Tag Archives: prompts

Prompt as poetry

Lightning Droplets has been posting journal prompts, but as we all know, prompts are prompts. 😉 Here’s a sort-of found poem from Monday’s post.


Prompt 18

Shelter and write
the pandemic as a turning
point: on what trajectory
was the year before the outbreak?
How does the virus change

things? It should alter life
decisions and goals, reshape
relations, spaces, and time,
transform who we are
as people.


may allium

Allium schubertii almost ready to bloom


30 in 30, day six

Thanks to Diane Mathews for providing the prompt for today’s poem (which ended up a bit geeky), via Facebook.


sept 2017 30-30a fallen AT-AT
kneels in the mist at twilight
petrified camel


Prompted poetry: the comment

I recently found a wonderful resource for writers in South African-based Writers Write. The site has all kinds of goodies and support for both business and creative writing, including prompts, quotes, book reviews, and courses. I signed up to receive prompts for each month via e-mail, and February’s list arrived yesterday.



the offhand comment is not painful
because formulated
without thought or consideration

the offhand comment is painful
because of astonishing
insight and precision


Prompted poetry: refract

It’s time to produce some more proof that I’ve been writing like mad, just not writing blog posts.


light bends when it passes
through liquid
the degree of distortion
varies according to the fluid

you are so twisted
the only way to get a straight
shot of you is through
a glass half-empty

Spun story

I used an online story prompt device called Story Spinner to give me an idea for something to write. This is what I came up with:

The building in which they met had once been a ladies’ undergarment factory on the wrong side of the tracks. Now it housed a Japanese noodle house, a dry cleaner, and stylish loft apartments. Their mutual friend Patty had set them up on a blind lunch date.

“There’s a built-in time limit,” she said to each of them. “You both only have an hour for lunch. If you consider travel time to and from the restaurant plus time to order and eat, you only really have to make conversation for 20 minutes or so.”

Patty could be very persuasive. She even arranged with the owner of the restaurant to pay the bill for the meal herself. “How can you say no to a free lunch?” she weedled, knowing this was an argument that no guy could resist. Mike caved pretty quickly; he really liked udon.

“All right!” Joyce surrendered, throwing her hands in the air. “I’ll go. But only if you swear never to do anything like this again!” She glared at Patty, who agreed a little too readily, solemnly vowing never to fix Joyce up on a date again. Joyce scowled, but she had already said she would go. She, at least, would keep her word.

Joyce arrived first because her workplace was in the next block. She chose a table near the door, where the lunch traffic might afford a distraction and she could make a quick getaway if necessary. Mr. Yoshi himself came to the table when he saw her sit down.

“Don’t worry,” he beamed at her reassuringly, “Patty is a good friend.” Joyce rolled her eyes but managed to smile back.

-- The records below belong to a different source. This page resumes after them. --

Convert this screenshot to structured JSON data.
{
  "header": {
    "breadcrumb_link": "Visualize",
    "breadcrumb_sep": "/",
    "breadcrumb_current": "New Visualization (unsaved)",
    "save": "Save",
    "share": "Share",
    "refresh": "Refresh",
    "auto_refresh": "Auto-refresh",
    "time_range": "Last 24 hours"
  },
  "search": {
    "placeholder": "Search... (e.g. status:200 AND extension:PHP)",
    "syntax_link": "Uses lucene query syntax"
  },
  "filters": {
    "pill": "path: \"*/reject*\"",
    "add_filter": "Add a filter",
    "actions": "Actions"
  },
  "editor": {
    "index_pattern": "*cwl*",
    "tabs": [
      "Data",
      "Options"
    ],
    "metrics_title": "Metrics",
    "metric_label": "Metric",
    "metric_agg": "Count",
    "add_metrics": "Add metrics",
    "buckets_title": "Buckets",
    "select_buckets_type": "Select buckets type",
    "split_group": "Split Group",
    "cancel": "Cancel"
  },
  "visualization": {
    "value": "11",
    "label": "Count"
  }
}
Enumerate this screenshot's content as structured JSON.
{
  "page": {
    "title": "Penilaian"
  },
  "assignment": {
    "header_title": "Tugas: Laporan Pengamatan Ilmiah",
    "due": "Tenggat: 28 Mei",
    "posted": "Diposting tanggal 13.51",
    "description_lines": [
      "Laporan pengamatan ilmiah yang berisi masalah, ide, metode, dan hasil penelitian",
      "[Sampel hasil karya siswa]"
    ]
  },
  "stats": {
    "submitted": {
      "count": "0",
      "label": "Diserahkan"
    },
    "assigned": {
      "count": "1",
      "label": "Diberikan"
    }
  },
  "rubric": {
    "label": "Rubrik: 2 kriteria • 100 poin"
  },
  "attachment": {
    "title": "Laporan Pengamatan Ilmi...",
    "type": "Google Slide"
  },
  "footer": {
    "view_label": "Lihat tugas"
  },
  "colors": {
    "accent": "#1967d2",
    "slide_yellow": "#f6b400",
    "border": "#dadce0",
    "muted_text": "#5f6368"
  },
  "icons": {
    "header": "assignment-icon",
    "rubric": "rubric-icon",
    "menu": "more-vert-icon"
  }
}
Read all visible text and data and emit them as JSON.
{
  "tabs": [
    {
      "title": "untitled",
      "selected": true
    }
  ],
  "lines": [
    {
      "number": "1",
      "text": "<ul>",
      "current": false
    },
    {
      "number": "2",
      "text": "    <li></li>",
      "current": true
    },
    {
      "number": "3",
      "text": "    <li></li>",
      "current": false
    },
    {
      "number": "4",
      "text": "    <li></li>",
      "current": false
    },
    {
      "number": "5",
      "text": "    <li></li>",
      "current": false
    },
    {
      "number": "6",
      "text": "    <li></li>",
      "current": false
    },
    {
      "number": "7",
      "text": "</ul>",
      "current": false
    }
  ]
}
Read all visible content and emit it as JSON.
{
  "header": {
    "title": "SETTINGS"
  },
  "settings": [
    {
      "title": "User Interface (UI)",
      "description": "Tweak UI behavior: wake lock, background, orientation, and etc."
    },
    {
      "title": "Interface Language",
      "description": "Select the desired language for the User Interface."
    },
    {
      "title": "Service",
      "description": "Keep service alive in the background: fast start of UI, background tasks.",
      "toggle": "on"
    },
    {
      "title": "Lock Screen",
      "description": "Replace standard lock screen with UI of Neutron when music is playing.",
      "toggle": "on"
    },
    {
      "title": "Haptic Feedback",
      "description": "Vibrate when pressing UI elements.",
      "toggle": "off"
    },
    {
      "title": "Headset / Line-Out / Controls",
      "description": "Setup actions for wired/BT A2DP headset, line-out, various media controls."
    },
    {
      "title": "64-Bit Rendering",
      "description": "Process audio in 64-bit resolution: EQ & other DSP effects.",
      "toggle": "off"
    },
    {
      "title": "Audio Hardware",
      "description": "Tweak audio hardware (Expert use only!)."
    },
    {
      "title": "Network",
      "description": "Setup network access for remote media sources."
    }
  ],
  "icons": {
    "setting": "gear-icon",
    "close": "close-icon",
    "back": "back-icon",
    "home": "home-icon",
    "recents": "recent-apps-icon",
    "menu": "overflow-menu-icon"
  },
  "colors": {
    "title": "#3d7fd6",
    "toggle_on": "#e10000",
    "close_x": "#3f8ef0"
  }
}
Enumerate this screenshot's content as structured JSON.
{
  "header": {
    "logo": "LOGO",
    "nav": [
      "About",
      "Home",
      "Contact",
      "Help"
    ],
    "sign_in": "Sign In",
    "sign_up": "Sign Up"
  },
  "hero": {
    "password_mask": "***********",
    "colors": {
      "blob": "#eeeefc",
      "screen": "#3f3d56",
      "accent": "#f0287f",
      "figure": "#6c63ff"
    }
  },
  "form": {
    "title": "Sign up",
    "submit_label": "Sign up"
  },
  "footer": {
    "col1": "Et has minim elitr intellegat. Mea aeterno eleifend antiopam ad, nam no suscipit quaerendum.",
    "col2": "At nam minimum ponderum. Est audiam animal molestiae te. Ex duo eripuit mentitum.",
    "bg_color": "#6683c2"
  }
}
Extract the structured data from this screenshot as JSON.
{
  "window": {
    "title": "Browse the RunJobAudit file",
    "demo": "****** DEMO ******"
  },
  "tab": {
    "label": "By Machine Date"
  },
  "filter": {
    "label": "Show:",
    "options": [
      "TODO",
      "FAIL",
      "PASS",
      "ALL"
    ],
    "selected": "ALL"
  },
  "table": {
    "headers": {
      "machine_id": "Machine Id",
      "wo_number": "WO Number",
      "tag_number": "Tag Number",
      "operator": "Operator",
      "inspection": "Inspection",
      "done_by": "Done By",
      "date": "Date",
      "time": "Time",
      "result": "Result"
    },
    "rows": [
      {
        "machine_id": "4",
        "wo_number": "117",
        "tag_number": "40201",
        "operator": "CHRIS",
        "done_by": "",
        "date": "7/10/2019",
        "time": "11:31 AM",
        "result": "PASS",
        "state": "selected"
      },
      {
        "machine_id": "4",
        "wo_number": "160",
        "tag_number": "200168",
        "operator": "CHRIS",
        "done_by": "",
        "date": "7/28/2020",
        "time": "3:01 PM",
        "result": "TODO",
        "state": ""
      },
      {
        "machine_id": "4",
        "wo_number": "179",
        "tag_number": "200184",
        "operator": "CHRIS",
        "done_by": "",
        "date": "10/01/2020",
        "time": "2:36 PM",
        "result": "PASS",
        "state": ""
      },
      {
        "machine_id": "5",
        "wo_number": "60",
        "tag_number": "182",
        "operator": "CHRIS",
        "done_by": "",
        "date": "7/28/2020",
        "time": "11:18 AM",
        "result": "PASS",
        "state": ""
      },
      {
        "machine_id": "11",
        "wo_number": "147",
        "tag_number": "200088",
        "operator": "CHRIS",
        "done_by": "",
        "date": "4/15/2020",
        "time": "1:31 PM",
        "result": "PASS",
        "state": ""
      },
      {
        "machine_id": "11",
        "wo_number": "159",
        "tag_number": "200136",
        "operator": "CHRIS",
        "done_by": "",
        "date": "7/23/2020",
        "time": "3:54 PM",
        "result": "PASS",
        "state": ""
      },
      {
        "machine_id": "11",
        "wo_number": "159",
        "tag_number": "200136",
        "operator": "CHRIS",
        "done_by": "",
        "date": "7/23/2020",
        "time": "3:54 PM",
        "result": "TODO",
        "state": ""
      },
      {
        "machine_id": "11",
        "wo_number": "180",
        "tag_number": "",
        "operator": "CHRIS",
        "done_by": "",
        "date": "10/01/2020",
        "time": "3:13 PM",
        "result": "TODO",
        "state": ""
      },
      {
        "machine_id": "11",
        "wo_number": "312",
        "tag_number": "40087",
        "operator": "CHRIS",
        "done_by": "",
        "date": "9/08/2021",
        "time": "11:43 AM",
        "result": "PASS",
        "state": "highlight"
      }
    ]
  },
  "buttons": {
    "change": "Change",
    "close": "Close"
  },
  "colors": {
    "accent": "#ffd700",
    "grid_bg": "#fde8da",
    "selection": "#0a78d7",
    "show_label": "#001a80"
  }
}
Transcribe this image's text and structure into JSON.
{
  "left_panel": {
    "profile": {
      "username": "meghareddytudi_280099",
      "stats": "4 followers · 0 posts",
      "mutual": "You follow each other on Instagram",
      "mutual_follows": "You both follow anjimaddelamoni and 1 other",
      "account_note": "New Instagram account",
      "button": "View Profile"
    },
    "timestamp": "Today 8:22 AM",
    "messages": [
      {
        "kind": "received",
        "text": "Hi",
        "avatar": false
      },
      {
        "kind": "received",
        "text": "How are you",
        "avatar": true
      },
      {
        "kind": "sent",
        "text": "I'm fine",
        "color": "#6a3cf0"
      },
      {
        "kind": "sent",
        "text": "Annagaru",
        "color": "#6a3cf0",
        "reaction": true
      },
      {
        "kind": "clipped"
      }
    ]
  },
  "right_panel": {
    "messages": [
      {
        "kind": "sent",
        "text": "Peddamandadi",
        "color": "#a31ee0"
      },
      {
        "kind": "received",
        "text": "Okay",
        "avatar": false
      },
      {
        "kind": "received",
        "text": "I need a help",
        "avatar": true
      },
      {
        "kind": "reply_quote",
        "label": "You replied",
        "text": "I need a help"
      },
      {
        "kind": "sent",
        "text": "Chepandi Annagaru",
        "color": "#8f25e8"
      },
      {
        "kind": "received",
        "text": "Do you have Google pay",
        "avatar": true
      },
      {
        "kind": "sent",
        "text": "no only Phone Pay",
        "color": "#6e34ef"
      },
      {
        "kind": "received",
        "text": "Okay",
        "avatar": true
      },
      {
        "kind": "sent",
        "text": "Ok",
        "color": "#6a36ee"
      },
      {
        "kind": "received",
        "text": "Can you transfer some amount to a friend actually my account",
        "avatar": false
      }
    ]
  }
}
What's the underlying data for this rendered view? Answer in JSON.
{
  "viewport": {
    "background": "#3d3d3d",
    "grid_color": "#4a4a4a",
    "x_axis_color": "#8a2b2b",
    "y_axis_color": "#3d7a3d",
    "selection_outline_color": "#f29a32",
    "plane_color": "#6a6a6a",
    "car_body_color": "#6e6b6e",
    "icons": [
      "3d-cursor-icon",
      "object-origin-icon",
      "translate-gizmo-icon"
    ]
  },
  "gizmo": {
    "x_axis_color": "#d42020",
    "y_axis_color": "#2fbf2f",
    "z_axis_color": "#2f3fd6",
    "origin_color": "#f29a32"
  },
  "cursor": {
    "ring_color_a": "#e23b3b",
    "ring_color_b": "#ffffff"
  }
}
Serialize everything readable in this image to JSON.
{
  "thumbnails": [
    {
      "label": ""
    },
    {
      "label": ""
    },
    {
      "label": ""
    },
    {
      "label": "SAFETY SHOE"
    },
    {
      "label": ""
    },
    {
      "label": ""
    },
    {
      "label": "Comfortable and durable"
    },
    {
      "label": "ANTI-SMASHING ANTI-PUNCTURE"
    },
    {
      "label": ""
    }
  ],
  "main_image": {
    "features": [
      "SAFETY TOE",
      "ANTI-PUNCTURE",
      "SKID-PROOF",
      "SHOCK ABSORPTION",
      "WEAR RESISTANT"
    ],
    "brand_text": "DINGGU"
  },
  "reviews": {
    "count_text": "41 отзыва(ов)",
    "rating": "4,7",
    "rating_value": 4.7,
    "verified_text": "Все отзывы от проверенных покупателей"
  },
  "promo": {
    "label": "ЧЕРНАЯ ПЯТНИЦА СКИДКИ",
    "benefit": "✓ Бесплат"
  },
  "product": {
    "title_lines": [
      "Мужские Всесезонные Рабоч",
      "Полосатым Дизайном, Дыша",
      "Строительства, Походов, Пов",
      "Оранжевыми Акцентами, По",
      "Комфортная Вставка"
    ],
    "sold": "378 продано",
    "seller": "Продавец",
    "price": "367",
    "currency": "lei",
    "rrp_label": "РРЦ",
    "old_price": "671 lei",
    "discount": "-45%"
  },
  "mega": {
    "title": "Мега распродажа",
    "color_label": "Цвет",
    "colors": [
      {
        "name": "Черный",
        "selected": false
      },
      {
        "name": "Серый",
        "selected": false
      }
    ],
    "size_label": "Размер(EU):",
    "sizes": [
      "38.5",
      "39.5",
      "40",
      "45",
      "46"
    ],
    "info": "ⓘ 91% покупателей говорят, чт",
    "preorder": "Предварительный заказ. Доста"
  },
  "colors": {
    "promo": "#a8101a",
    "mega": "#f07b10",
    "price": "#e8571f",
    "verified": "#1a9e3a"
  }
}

The door opened, and a man entered and looked about, clearly searching for someone. Mr. Yoshi ushered him to the table where Joyce sat, then hurried off to the kitchen to bring them tea. Joyce took a deep breath.

“You must be Mike,” she said to her table companion, with a smile that hardly looked at all nervous. He nodded and smiled back.

“You must be Joyce,” he replied.